Recent PLG Financings (Private Companies):
Fixie, a company that aims to connect text-generating models to an enterprise’s data, systems and workflows, has raised $17M. The round was led by Redpoint Ventures, with participation from Madrona, Zetta Venture Partners, SignalFire and Bloomberg Beta.
Macro, a cloud-based documentation software designed to manage all legal and financial documents, has raised $9.4M at a $39.4M valuation. The round was led by Andreessen Horowitz, with participation from Cooley, BoxGroup, Third Kind Venture Capital, The Legal Tech Fund, Craft Ventures and Basement Fund.
Videowise, a video review application designed to automate product reviews for online stores, has raised $3M. The round was led by Slack Fund, with participation from Ratio Ventures, Founder Collective, Mu Ventures and Underline Ventures.
Anvil, a paperwork automation platform designed to facilitate the digital document management process, has raised $10M. The round was funded by Gradient Ventures and Craft Ventures.
Perplexity, an artificial intelligence-based search engine platform designed to provide large language models and search engines, has raised $25.6M at a $125.6M valuation. The round was led by New Enterprise Associates, with participation from Databricks Ventures.
Hygraph, a Berlin-based "federated" content management startup, has raised $29.51M. One Peak led the round, with participation from OpenOcean and SquareOne.
DataDome, a provider of bot protection services for mobile apps, websites and APIs, has raised $42M. The round was led by InfraVia Growth, with participation from Elephant and ISAI.

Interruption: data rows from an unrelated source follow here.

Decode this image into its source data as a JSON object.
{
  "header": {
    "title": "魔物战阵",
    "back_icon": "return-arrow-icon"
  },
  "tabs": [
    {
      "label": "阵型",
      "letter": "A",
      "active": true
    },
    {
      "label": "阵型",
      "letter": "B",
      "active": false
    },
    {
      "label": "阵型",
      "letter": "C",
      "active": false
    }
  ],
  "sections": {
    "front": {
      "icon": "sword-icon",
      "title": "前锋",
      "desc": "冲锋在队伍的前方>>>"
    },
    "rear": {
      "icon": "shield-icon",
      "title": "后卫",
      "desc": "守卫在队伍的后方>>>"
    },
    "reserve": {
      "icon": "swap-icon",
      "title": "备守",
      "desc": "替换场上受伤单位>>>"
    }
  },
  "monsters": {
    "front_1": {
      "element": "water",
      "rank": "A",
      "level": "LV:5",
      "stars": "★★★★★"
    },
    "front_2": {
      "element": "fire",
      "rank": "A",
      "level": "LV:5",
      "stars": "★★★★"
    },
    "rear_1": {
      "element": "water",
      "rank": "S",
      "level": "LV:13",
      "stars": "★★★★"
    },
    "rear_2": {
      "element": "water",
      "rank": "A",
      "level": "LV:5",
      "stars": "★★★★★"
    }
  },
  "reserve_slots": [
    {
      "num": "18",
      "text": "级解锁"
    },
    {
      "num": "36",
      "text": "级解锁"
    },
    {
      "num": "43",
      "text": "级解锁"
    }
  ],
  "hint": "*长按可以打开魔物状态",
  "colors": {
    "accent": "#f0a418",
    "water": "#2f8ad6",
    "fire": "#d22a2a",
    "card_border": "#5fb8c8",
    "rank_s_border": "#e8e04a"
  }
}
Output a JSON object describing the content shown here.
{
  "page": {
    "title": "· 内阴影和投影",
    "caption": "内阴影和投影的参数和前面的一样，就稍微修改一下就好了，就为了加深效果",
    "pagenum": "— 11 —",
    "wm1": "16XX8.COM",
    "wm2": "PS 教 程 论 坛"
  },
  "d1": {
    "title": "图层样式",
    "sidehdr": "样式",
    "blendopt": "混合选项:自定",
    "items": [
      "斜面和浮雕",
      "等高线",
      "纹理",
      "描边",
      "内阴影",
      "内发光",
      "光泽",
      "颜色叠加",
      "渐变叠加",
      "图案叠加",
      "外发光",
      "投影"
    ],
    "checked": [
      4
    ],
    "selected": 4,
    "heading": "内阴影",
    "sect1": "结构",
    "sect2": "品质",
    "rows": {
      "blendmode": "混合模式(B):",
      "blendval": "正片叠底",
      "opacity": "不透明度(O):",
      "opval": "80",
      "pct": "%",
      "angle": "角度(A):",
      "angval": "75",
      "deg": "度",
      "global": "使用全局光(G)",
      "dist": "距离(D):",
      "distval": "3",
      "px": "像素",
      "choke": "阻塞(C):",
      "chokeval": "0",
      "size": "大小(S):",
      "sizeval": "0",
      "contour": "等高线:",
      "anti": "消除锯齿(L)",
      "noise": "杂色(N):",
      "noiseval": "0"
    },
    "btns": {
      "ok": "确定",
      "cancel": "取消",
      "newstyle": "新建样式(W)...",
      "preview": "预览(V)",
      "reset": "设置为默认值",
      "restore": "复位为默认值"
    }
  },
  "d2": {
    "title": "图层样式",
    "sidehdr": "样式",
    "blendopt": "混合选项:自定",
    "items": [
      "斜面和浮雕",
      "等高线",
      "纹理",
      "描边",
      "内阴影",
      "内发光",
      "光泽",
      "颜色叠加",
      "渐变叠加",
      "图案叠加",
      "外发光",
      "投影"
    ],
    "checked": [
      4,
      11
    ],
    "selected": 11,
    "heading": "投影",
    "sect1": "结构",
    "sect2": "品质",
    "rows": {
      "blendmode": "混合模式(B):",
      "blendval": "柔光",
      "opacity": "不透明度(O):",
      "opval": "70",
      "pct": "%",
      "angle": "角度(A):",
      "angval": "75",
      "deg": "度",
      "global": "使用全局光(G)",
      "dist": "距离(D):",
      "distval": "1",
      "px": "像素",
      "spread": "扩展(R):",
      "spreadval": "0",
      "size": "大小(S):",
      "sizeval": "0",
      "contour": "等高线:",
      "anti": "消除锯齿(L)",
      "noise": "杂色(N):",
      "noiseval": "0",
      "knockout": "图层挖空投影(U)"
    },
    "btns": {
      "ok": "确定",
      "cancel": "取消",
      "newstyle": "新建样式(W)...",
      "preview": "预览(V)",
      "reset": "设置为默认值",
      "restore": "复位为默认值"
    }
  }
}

Fetch.ai, an AI-focused crypto protocol, has raised $40M. The round was led by DWF Labs.